• **WHAT THE EXERCISE ASKS**: All of the data below is to be written out again exactly.

=-=-=-=-=

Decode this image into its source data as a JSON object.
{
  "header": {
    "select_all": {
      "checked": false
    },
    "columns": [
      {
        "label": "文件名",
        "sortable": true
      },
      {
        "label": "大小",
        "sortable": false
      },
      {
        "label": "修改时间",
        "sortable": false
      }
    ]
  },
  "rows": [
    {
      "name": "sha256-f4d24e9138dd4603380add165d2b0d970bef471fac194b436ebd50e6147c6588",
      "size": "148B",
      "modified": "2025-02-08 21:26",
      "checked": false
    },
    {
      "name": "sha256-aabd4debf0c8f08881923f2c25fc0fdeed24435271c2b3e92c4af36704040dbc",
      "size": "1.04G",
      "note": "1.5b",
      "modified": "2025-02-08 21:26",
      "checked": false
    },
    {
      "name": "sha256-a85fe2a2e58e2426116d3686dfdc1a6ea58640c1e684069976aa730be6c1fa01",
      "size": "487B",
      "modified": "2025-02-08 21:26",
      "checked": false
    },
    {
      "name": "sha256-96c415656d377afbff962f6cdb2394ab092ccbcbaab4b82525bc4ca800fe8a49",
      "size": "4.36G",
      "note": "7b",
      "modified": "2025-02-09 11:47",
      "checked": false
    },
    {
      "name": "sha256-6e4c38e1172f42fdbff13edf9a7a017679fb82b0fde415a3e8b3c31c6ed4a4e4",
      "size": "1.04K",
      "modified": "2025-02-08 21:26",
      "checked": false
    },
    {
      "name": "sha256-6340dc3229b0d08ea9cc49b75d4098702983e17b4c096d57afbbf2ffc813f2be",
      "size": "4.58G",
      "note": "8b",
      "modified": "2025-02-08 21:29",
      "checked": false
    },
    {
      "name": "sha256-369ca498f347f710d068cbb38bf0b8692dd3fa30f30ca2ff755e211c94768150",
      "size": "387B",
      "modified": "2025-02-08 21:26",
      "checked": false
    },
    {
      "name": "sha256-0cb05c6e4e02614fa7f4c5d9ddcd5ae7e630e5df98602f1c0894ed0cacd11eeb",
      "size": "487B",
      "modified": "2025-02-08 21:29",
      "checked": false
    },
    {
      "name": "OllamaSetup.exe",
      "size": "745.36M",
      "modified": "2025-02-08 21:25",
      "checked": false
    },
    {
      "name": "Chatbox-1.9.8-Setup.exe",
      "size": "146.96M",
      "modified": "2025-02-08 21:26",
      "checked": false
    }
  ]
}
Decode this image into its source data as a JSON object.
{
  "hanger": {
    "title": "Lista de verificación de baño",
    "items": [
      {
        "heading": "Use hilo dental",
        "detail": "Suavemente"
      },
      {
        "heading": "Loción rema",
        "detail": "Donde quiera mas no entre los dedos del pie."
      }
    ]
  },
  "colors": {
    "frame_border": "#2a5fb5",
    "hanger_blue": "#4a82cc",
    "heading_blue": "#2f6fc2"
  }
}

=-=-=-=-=

• **RESULT OF THIS EXERCISE**:
Decode this image into its source data as a JSON object.
{
  "header": {
    "select_all": {
      "checked": false
    },
    "columns": [
      {
        "label": "文件名",
        "sortable": true
      },
      {
        "label": "大小",
        "sortable": false
      },
      {
        "label": "修改时间",
        "sortable": false
      }
    ]
  },
  "rows": [
    {
      "name": "sha256-f4d24e9138dd4603380add165d2b0d970bef471fac194b436ebd50e6147c6588",
      "size": "148B",
      "modified": "2025-02-08 21:26",
      "checked": false
    },
    {
      "name": "sha256-aabd4debf0c8f08881923f2c25fc0fdeed24435271c2b3e92c4af36704040dbc",
      "size": "1.04G",
      "note": "1.5b",
      "modified": "2025-02-08 21:26",
      "checked": false
    },
    {
      "name": "sha256-a85fe2a2e58e2426116d3686dfdc1a6ea58640c1e684069976aa730be6c1fa01",
      "size": "487B",
      "modified": "2025-02-08 21:26",
      "checked": false
    },
    {
      "name": "sha256-96c415656d377afbff962f6cdb2394ab092ccbcbaab4b82525bc4ca800fe8a49",
      "size": "4.36G",
      "note": "7b",
      "modified": "2025-02-09 11:47",
      "checked": false
    },
    {
      "name": "sha256-6e4c38e1172f42fdbff13edf9a7a017679fb82b0fde415a3e8b3c31c6ed4a4e4",
      "size": "1.04K",
      "modified": "2025-02-08 21:26",
      "checked": false
    },
    {
      "name": "sha256-6340dc3229b0d08ea9cc49b75d4098702983e17b4c096d57afbbf2ffc813f2be",
      "size": "4.58G",
      "note": "8b",
      "modified": "2025-02-08 21:29",
      "checked": false
    },
    {
      "name": "sha256-369ca498f347f710d068cbb38bf0b8692dd3fa30f30ca2ff755e211c94768150",
      "size": "387B",
      "modified": "2025-02-08 21:26",
      "checked": false
    },
    {
      "name": "sha256-0cb05c6e4e02614fa7f4c5d9ddcd5ae7e630e5df98602f1c0894ed0cacd11eeb",
      "size": "487B",
      "modified": "2025-02-08 21:29",
      "checked": false
    },
    {
      "name": "OllamaSetup.exe",
      "size": "745.36M",
      "modified": "2025-02-08 21:25",
      "checked": false
    },
    {
      "name": "Chatbox-1.9.8-Setup.exe",
      "size": "146.96M",
      "modified": "2025-02-08 21:26",
      "checked": false
    }
  ]
}
Decode this image into its source data as a JSON object.
{
  "hanger": {
    "title": "Lista de verificación de baño",
    "items": [
      {
        "heading": "Use hilo dental",
        "detail": "Suavemente"
      },
      {
        "heading": "Loción rema",
        "detail": "Donde quiera mas no entre los dedos del pie."
      }
    ]
  },
  "colors": {
    "frame_border": "#2a5fb5",
    "hanger_blue": "#4a82cc",
    "heading_blue": "#2f6fc2"
  }
}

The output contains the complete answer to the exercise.